Freight body turns down airport site
THE Hong Kong Association of Freight Forwarding Agents (HAFFA) has rejected plans for a forwarding centre at Chek Lap Kok and has threatened to develop its own facility off airport grounds.
In a letter to the Provisional Airport Authority (PAA), association chairman Walther Nahr said the site would be too expensive to build and that the high construction costs would be passed on to forwarders through high rents.
Mr Nahr said HAFFA, which has more than 250 members, was 'seriously considering' approaching developers to construct a joint facility off-site to be ready for the new airport's opening, in 1997 or 1998.
'We have spoken to two of the companies that have expressed interest in the PAA's centre and we feel it is becoming a very expensive exercise,' he said.
'It is a combination of things. First, we feel that the building costs are high because of the difficulty of access to the site, and because everything would have to be barged.
'Second, there is a premium to be paid to the authority and third, there will be a lease of only 20 years.
'All these things will make costs very high. So we are keeping our options open and are seriously considering building one off-airport. We are simply facing the reality.' Mr Nahr said he was hoping to hold discussions with the PAA soon, aimed at finding a compromise, but said that if one was not reached, an independent freight forwarding centre was likely to be built in the Tsuen Wan or Tsing Yi areas.
In January, the PAA called for expressions of interest in the development of the six-hectare site, which would have more than 1.07 million square feet of lettable space including that for warehousing, loading platforms, truck parking bays and offices.
Freight forwarders are responsible for consolidating outbound cargo from several shippers at a single location, booking space for the shipments on air carriers and arranging for delivery at their destination.
A PAA spokesman yesterday said that a survey was commissioned in the first half of last year and found 'considerable industry support' for a centre at the new airport.
It was conducted by the PAA and the University of Hong Kong, and assisted by HAFFA.
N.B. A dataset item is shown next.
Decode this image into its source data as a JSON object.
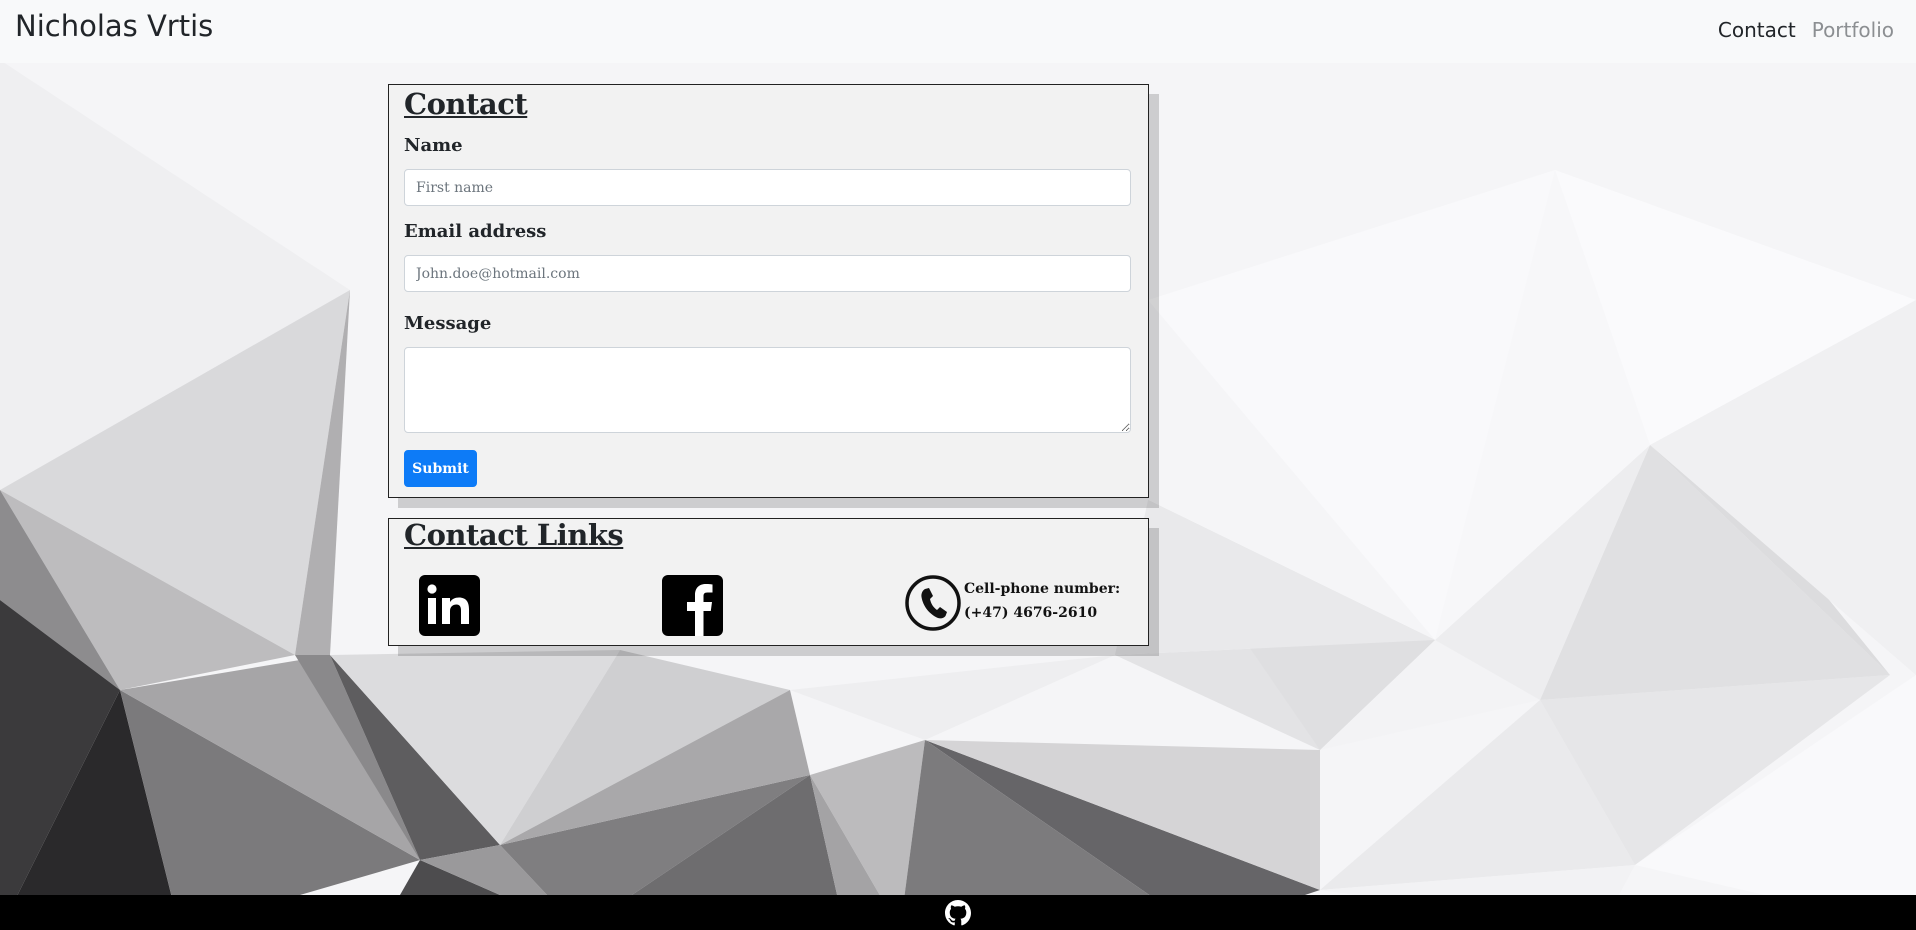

The spokesman also said HAFFA had been consulted at the outset and was involved in drawing up summary specifications for prospective developers.